- Opening Delimiter -

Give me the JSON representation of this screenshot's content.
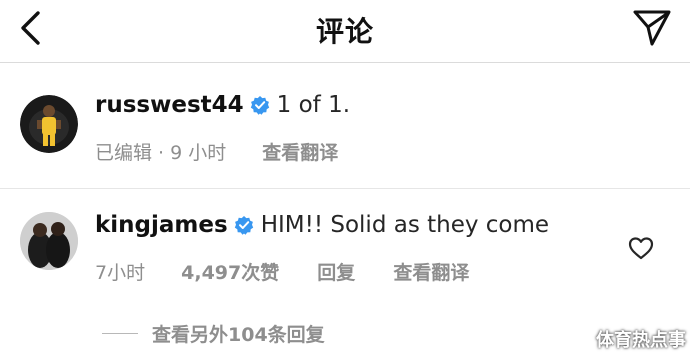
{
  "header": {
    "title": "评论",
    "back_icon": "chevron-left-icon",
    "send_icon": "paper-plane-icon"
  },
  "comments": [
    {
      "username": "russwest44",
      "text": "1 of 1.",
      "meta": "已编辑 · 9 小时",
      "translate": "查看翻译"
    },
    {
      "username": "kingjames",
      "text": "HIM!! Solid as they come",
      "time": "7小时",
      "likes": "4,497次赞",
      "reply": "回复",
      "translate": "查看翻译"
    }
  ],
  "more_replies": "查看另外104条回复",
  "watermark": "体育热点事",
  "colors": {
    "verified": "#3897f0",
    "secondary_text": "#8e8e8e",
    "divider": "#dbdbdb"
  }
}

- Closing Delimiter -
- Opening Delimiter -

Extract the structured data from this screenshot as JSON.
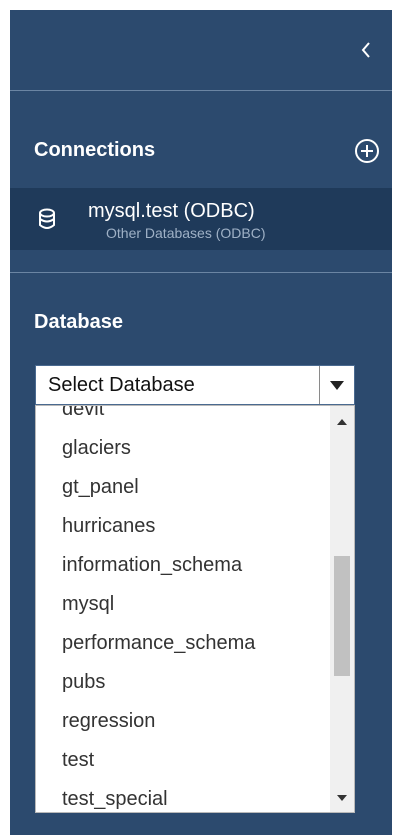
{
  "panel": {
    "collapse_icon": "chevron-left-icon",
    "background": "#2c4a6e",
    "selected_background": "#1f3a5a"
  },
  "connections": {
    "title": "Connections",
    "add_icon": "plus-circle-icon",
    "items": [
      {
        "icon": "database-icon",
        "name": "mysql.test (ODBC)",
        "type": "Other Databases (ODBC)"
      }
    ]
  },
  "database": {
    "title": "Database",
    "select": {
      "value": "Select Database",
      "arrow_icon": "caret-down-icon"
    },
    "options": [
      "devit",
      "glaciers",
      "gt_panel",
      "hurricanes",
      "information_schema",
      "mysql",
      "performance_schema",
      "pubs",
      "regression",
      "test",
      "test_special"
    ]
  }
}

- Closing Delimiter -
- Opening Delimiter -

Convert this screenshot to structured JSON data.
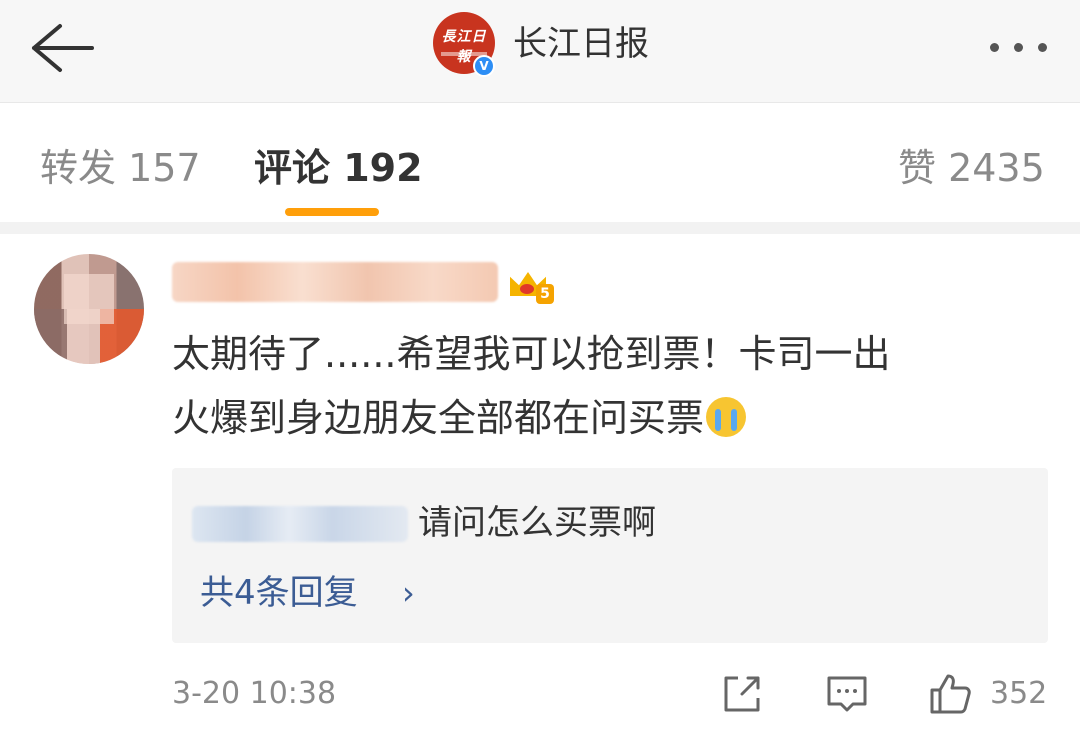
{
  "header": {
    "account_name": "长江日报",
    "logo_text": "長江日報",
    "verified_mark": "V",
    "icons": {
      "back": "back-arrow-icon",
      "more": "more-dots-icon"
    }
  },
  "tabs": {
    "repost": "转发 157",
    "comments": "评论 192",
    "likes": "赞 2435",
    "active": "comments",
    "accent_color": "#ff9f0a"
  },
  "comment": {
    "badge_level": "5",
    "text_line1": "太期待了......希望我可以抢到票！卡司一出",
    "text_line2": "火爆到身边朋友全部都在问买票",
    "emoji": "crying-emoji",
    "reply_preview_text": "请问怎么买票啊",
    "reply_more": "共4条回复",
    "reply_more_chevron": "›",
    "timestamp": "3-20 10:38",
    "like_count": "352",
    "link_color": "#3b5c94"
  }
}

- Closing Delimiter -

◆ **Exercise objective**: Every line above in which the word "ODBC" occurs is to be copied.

◆ **Solution to the exercise**:
        "name": "mysql.test (ODBC)",
        "type": "Other Databases (ODBC)"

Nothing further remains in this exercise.